Lithium batteries are utilized in various modern devices, from mobile phones and laptops to wireless power tools and electric vehicles. Even though lithium batteries are the most extensively used technology for portable energy storage, consumers misunderstand how to keep them functioning for as long as possible. In this article, we will reveal important tips on how to extend the lifespan of lithium batteries.
Avoid Extreme Temperatures
When using lithium-ion batteries, try to avoid extreme high and low temperatures. Temperature increases can hasten the deterioration of nearly every battery component and pose severe safety issues. Unplug a laptop or mobile device if it becomes unusually hot while charging. Reduce exposure to low temperatures.
Nearly all manufacturers of electric vehicles include caution regarding excessive temperatures in their owner’s manuals. When temperatures rise, some experts recommend plugging in your car and parking in the shade to give the battery cooling system a chance to function normally. You should also plug the vehicle in cold weather so the battery heating system can use grid power. You can also note the following important tips:
- Avoid excessive temperatures: When lithium-ion batteries are exposed to severe temperatures for extended periods, their health might deteriorate. Suppose a storm is designed for use in cold weather applications. In that case, it must be equipped with a heater managed by the battery management system to prevent charging at temperatures below freezing.
- Follow the lithium-ion battery companies‘ and manufacturers’ instructions: These will offer more specific parameters. Charging is safe between 32° and 113° F, while discharging is safe between -40° and 131° F.
- Cool and partially charged storage space: Batteries should be stored with a state of charge between 40 and 50 percent. Even when turned off, batteries will slowly decline; check them every few months to ensure their charge level does not go below 20%.
No Fast Charging And Partial Discharges
Using rapid chargers is convenient but accelerates the degradation of lithium-ion batteries. Likewise, discharging a battery too quickly causes battery degeneration via many methods. Reducing screen brightness while sitting in your new chair mold, disabling location services, and closing high-power-consumption programs might help slow the discharge pace for mobile devices and laptops.
If a lithium-ion battery is depleted below 2.5 volts per cell, an internal safety circuit opens, especially steam valves, and the battery seems dead. The original charger will no longer function. Only battery analyzers with boost functionality have the potential to recharge the battery.
Also, for safety concerns, do not recharge lithium batteries stored in a deeply drained state for several months.
Not Store Batteries On Charger
Some makers of cordless power tools tell people not to keep batteries in the charger, while others say not to use the battery. Some say the battery’s temperature should be at least 32 degrees Fahrenheit and no more than 104 degrees. Lithium-ion batteries do not have charge memory, unlike stored NiCad batteries. That means there is no need for deep-discharge cycles. Partial-discharge cycles are better for the storm.
Lithium-ion batteries should be almost completely discharged after 30 charges. Continuous partial discharges cause “digital memory,” making the power gauge less accurate. So let the battery run down until it shuts off, and then charge it. The power meter will reset.
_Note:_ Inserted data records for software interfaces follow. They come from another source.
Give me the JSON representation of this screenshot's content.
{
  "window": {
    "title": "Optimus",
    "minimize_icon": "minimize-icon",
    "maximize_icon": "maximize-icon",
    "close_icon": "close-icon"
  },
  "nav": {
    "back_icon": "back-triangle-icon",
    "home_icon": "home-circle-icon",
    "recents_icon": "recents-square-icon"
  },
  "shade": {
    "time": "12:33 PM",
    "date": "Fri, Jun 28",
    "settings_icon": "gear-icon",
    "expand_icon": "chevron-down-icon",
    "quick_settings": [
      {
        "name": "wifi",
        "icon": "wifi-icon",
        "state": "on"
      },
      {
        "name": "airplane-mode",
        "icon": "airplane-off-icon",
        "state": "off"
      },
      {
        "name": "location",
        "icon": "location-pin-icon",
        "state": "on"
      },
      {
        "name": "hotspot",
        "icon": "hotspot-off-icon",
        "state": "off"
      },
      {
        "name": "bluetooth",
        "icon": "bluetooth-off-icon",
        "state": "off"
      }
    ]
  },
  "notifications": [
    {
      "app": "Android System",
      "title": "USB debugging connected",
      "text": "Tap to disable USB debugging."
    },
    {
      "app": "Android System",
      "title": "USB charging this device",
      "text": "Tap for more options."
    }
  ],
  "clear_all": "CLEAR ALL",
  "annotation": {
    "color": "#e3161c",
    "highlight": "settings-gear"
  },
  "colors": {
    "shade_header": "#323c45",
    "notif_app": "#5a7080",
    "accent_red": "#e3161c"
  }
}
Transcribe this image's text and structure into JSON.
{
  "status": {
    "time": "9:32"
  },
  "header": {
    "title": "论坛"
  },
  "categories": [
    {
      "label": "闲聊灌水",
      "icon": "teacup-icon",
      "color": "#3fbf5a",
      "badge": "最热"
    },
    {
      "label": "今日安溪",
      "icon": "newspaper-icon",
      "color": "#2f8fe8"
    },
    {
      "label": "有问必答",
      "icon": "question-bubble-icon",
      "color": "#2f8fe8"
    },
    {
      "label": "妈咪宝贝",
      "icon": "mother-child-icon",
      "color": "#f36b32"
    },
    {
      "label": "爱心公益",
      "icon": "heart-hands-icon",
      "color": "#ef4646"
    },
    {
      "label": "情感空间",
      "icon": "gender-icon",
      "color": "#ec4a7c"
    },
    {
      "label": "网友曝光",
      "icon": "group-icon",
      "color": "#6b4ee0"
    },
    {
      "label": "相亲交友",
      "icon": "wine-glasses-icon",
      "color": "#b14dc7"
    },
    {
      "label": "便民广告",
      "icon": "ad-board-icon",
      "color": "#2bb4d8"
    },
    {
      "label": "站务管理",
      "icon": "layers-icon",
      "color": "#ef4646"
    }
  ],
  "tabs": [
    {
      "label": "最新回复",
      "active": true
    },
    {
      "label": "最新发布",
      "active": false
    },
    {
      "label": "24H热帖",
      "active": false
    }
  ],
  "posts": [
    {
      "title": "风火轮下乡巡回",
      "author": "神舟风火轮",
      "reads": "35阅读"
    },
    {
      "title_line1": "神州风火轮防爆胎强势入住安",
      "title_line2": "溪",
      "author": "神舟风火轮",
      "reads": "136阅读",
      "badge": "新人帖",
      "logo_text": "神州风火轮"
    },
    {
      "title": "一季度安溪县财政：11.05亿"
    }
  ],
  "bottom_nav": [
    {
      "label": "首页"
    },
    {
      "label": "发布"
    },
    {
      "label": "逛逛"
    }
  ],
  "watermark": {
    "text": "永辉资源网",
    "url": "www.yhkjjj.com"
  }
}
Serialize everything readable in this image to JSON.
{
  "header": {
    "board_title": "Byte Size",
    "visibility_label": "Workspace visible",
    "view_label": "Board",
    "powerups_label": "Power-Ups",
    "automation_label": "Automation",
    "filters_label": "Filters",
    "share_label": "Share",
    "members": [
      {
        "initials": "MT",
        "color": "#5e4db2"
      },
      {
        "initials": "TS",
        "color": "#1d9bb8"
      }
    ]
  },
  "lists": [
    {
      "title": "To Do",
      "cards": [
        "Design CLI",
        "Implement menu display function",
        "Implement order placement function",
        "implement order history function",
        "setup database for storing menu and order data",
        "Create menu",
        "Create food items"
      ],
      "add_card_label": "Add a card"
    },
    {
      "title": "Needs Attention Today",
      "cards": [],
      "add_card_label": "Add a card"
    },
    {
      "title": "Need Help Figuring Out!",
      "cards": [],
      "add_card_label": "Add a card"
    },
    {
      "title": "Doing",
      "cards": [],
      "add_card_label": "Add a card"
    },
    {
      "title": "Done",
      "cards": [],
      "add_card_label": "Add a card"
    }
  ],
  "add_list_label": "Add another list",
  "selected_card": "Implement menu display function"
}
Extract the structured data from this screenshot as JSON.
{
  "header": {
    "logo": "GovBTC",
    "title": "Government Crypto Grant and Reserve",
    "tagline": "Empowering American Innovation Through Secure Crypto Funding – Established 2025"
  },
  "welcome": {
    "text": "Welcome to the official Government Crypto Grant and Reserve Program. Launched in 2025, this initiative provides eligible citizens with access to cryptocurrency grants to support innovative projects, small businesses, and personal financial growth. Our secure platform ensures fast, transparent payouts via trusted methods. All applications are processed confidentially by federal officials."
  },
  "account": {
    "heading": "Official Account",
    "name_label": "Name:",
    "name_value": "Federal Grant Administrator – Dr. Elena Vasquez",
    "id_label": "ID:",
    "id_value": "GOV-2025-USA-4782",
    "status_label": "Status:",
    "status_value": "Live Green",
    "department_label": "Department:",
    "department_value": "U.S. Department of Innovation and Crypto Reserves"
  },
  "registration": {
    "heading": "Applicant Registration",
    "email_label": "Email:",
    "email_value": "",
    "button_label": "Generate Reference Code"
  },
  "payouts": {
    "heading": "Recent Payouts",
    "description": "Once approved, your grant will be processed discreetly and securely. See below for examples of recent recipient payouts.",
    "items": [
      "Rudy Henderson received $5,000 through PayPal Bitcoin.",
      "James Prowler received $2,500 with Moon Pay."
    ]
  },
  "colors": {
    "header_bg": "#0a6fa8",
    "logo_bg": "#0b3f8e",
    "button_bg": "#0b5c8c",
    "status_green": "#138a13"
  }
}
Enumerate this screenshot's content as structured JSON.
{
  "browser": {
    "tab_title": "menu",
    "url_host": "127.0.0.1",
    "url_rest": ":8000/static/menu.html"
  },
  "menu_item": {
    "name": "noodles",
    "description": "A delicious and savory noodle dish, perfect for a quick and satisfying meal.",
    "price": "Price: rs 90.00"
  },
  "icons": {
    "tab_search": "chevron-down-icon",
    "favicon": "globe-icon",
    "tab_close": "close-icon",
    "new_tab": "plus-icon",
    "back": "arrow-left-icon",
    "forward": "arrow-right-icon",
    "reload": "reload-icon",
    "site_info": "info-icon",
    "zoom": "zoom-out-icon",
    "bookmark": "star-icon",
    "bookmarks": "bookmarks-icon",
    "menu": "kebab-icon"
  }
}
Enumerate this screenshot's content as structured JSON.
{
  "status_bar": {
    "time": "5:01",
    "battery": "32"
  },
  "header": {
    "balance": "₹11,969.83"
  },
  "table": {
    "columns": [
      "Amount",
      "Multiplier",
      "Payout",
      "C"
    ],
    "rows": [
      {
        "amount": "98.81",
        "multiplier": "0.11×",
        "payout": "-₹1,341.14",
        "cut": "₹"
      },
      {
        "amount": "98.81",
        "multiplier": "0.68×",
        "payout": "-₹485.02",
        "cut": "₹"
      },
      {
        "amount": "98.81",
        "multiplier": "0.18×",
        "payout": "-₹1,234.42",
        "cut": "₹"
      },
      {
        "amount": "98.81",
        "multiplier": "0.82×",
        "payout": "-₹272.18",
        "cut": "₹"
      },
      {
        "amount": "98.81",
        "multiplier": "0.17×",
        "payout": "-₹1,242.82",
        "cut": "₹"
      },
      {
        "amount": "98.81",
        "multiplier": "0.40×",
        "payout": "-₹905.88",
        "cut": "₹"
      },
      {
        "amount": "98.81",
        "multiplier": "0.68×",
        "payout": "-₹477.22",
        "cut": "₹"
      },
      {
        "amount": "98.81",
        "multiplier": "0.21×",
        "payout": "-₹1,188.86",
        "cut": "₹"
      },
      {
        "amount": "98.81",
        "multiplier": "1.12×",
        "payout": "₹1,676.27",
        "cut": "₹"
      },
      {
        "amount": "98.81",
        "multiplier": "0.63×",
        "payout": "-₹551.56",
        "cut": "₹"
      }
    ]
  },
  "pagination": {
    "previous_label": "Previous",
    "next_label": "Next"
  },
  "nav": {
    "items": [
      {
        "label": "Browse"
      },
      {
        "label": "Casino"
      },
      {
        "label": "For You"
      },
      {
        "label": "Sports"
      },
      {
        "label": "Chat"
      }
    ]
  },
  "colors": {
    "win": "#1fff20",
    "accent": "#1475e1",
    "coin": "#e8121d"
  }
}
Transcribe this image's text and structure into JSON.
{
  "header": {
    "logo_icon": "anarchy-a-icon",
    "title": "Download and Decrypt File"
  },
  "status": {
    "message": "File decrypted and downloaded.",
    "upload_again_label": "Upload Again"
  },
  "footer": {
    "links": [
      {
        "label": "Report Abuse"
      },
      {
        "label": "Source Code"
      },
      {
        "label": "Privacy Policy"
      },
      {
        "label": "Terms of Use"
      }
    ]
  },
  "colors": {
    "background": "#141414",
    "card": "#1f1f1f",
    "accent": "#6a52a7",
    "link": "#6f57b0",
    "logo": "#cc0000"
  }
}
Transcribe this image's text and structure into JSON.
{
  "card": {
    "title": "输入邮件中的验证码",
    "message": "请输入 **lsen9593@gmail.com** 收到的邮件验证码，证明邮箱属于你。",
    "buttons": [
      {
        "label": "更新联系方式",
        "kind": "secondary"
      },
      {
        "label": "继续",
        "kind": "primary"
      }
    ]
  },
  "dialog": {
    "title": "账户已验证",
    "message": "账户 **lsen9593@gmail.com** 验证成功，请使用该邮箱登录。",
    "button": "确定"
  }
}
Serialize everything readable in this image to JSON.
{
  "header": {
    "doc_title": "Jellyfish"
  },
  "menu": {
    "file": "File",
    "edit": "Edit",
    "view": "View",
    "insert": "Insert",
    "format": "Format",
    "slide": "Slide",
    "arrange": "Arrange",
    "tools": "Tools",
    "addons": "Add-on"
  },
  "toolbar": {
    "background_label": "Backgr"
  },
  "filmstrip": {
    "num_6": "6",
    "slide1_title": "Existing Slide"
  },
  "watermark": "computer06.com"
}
Minimize The Time Spend
Reduce the time the battery spends at 100 percent or zero percent charge. Batteries are stressed by charging states that can be very high and very low. Consider using a partial charge that recovers the battery to 80% SoC instead of a full charge. If that is not possible, unplug the gadget once it reaches 100 percent. Samsung and LG recommend recharging their phones when they get a 20% state of charge. Nokia and Sony warn of potential damage if a phone is left charging after gaining 100 percent.
In most laptops, the internal battery management system will suspend charging after the battery reaches a 100 percent state of charge and will not continue until the battery reaches 95 percent SoC. However, many laptop manufacturers advise against leaving the device plugged in after charging is complete.
Integrate Battery Management System
Utilizing a lithium-ion battery with an intelligent battery management system provides the fleet numerous benefits. Fleet managers can connect to the cloud and provide vital information to fleet members via onboard computers. This data includes battery health and usage.
Lithium-ion batteries with innovative battery system management tools offer longer lithium battery life by:
- It notifies employees when a lithium-ion battery is nearly depleted. It checks personnel that there is a need to recharge the lithium battery to prevent damage and its warranty.
- It monitors all battery-related data. The battery system transmits measurements wirelessly to the cloud via local networks or cellular. It identifies potential problems before equipment downtime.
- It evaluates the temperature of the cells. Moreover, it guarantees that they remain within safe functioning and charging limits.
The use of lithium-ion batteries is revolutionizing the material handling business. They are an interesting option for companies that wish to boost productivity and cut costs over time. It is especially true while maximizing lithium-ion battery life. Also essential are the methods needed to charge and store these batteries properly. With these procedures, lithium-ion batteries will have a longer lifespan, and the industrial and material handling equipment industries will be more productive. Hence, it is undeniable how you might want to switch to a simple technology that works perfectly.